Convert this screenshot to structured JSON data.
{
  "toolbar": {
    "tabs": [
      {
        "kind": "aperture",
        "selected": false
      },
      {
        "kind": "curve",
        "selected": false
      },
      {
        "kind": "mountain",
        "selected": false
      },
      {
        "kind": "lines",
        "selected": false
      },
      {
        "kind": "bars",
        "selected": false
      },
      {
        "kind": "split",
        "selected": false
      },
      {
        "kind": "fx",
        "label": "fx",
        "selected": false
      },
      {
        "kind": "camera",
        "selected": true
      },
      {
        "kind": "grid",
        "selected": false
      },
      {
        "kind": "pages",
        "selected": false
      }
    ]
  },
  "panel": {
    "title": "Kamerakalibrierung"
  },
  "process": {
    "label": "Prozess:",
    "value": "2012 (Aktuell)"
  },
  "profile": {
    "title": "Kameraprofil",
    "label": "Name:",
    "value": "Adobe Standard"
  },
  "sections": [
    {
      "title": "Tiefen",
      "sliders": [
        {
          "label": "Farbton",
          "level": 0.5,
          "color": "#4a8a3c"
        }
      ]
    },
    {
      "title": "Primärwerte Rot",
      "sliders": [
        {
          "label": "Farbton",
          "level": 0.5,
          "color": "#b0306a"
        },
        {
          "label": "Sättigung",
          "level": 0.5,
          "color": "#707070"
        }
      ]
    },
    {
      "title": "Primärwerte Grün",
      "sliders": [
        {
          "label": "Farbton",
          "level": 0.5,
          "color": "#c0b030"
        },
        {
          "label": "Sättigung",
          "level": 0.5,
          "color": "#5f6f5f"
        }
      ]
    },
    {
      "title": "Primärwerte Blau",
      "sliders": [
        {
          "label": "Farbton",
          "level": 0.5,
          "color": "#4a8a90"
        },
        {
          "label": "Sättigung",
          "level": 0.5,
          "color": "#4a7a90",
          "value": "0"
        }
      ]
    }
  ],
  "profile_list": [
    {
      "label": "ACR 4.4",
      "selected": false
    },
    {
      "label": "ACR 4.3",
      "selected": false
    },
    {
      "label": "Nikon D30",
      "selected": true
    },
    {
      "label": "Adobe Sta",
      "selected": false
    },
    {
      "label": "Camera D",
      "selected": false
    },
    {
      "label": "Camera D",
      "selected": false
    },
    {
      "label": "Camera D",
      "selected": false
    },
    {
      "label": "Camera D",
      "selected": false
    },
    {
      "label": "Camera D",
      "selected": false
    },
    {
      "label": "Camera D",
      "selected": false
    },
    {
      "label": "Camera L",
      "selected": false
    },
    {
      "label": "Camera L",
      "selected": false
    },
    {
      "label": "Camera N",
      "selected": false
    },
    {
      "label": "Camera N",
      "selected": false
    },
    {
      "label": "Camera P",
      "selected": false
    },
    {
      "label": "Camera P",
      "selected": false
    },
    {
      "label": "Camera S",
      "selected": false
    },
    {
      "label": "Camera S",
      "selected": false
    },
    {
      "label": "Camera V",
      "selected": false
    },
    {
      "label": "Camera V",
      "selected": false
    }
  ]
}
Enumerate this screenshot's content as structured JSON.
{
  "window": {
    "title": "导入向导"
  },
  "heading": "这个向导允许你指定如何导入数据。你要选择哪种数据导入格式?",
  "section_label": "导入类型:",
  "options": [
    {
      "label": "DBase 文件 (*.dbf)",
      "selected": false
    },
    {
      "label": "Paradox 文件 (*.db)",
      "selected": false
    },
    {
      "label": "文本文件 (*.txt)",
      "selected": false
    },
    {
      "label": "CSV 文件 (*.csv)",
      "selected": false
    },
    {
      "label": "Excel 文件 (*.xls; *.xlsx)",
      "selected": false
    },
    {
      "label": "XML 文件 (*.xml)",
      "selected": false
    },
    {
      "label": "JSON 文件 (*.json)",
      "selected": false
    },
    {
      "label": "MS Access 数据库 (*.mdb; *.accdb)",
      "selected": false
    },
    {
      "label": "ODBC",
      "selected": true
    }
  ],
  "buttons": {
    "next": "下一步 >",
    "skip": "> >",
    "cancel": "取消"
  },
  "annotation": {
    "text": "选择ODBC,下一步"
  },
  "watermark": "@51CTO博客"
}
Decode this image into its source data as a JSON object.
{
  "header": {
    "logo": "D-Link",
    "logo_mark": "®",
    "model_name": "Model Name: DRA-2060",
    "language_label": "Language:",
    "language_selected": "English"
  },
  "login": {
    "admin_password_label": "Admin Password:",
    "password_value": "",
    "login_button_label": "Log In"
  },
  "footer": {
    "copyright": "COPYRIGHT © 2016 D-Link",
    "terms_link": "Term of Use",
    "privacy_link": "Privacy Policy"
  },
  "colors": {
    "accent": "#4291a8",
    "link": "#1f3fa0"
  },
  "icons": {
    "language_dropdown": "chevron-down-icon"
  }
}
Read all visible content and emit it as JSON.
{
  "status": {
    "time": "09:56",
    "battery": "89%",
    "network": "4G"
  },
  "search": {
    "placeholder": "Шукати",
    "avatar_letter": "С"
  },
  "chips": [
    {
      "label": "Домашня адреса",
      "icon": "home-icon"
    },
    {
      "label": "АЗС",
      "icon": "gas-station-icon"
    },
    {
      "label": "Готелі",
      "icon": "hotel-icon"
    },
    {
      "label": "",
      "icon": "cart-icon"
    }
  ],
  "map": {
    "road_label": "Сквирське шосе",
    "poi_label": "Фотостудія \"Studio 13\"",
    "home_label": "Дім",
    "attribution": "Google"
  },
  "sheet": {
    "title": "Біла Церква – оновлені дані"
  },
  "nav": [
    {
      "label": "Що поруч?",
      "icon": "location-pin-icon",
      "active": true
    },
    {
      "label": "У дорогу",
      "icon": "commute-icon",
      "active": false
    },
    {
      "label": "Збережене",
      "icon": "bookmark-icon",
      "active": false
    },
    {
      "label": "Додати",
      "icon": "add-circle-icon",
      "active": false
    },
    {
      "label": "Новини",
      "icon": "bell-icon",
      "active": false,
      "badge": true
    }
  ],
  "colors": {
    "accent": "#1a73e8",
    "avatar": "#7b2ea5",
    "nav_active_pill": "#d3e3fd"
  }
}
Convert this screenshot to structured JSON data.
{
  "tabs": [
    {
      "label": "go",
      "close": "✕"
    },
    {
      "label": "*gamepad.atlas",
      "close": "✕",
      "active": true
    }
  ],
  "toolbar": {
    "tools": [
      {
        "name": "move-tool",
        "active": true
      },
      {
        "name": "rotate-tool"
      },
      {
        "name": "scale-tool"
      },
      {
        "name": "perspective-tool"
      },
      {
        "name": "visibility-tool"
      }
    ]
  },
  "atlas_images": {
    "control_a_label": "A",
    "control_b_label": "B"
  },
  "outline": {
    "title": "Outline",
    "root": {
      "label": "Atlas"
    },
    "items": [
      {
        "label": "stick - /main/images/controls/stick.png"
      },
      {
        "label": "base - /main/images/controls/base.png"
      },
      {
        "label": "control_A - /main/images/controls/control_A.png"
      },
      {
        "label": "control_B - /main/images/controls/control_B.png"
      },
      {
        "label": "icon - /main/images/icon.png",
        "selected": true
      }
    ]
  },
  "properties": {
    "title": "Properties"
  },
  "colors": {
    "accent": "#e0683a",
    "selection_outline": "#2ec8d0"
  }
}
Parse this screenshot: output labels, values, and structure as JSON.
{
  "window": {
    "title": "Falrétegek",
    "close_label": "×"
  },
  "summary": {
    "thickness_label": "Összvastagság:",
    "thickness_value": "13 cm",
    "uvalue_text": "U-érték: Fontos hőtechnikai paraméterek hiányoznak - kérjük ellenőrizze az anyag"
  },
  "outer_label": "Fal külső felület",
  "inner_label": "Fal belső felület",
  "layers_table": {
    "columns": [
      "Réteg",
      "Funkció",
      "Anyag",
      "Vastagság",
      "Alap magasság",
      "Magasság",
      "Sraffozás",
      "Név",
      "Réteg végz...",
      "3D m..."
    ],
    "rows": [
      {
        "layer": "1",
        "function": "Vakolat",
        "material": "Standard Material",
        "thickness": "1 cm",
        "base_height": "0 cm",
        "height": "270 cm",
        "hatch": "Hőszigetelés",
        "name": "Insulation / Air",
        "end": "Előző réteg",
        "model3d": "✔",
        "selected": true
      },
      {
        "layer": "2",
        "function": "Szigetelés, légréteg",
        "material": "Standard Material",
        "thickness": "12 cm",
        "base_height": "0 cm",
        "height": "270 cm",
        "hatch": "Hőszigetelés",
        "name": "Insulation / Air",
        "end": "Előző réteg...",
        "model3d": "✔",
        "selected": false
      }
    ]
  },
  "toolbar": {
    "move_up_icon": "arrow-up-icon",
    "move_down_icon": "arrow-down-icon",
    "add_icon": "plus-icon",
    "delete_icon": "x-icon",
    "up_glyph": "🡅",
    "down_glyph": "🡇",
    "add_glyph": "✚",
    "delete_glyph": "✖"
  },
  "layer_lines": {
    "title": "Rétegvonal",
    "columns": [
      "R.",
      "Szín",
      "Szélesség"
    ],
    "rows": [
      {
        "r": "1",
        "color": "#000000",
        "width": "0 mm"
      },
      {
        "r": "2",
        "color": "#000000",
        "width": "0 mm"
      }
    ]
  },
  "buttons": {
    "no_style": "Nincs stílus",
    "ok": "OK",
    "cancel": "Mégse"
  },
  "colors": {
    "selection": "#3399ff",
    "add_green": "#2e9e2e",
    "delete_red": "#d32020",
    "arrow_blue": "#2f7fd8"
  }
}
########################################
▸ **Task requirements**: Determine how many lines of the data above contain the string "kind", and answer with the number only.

▸ **Result**: 10